Element data from apps and pages
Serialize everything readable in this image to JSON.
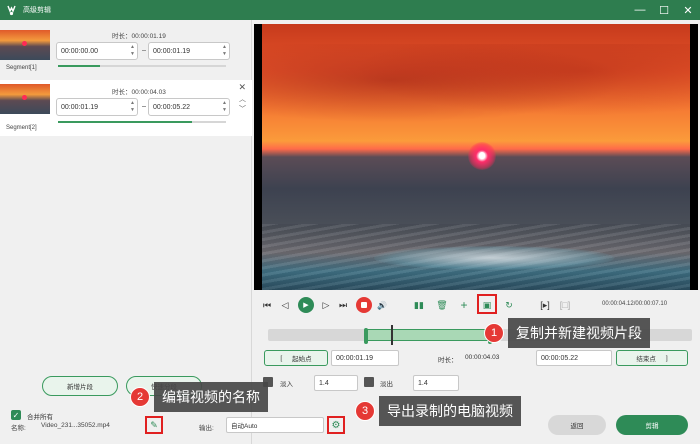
{
  "window": {
    "title": "高级剪辑",
    "icons": [
      "app-logo-icon",
      "minimize-icon",
      "maximize-icon",
      "close-icon"
    ]
  },
  "segments": [
    {
      "label": "Segment[1]",
      "duration": "时长：00:00:01.19",
      "start": "00:00:00.00",
      "end": "00:00:01.19",
      "progress": 0.25
    },
    {
      "label": "Segment[2]",
      "duration": "时长：00:00:04.03",
      "start": "00:00:01.19",
      "end": "00:00:05.22",
      "progress": 0.8
    }
  ],
  "left_buttons": {
    "new_segment": "新增片段",
    "quick_split": "快速分段"
  },
  "merge_all": {
    "label": "合并所有",
    "checked": true
  },
  "player": {
    "timecode": "00:00:04.12/00:00:07.10",
    "icons": [
      "prev-frame-icon",
      "step-back-icon",
      "play-icon",
      "step-forward-icon",
      "next-frame-icon",
      "stop-icon",
      "volume-icon",
      "split-icon",
      "delete-icon",
      "add-icon",
      "copy-new-icon",
      "undo-icon",
      "mark-in-icon",
      "mark-out-icon"
    ]
  },
  "timeline": {
    "selection_start": 0.23,
    "selection_end": 0.53,
    "playhead": 0.29
  },
  "trim": {
    "start_button": "起始点",
    "start_value": "00:00:01.19",
    "duration_label": "时长：",
    "duration_value": "00:00:04.03",
    "end_value": "00:00:05.22",
    "end_button": "结束点"
  },
  "fade": {
    "in_label": "淡入",
    "in_value": "1.4",
    "out_label": "淡出",
    "out_value": "1.4"
  },
  "bottom": {
    "name_label": "名称:",
    "name_value": "Video_231...35052.mp4",
    "output_label": "输出:",
    "output_value": "自动Auto",
    "back_button": "返回",
    "edit_button": "剪辑"
  },
  "callouts": [
    {
      "num": "1",
      "text": "复制并新建视频片段"
    },
    {
      "num": "2",
      "text": "编辑视频的名称"
    },
    {
      "num": "3",
      "text": "导出录制的电脑视频"
    }
  ],
  "colors": {
    "accent": "#2e8b57",
    "title_bar": "#2e7d4f",
    "highlight": "#e02020"
  }
}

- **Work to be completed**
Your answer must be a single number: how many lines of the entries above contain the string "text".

- **Output**
3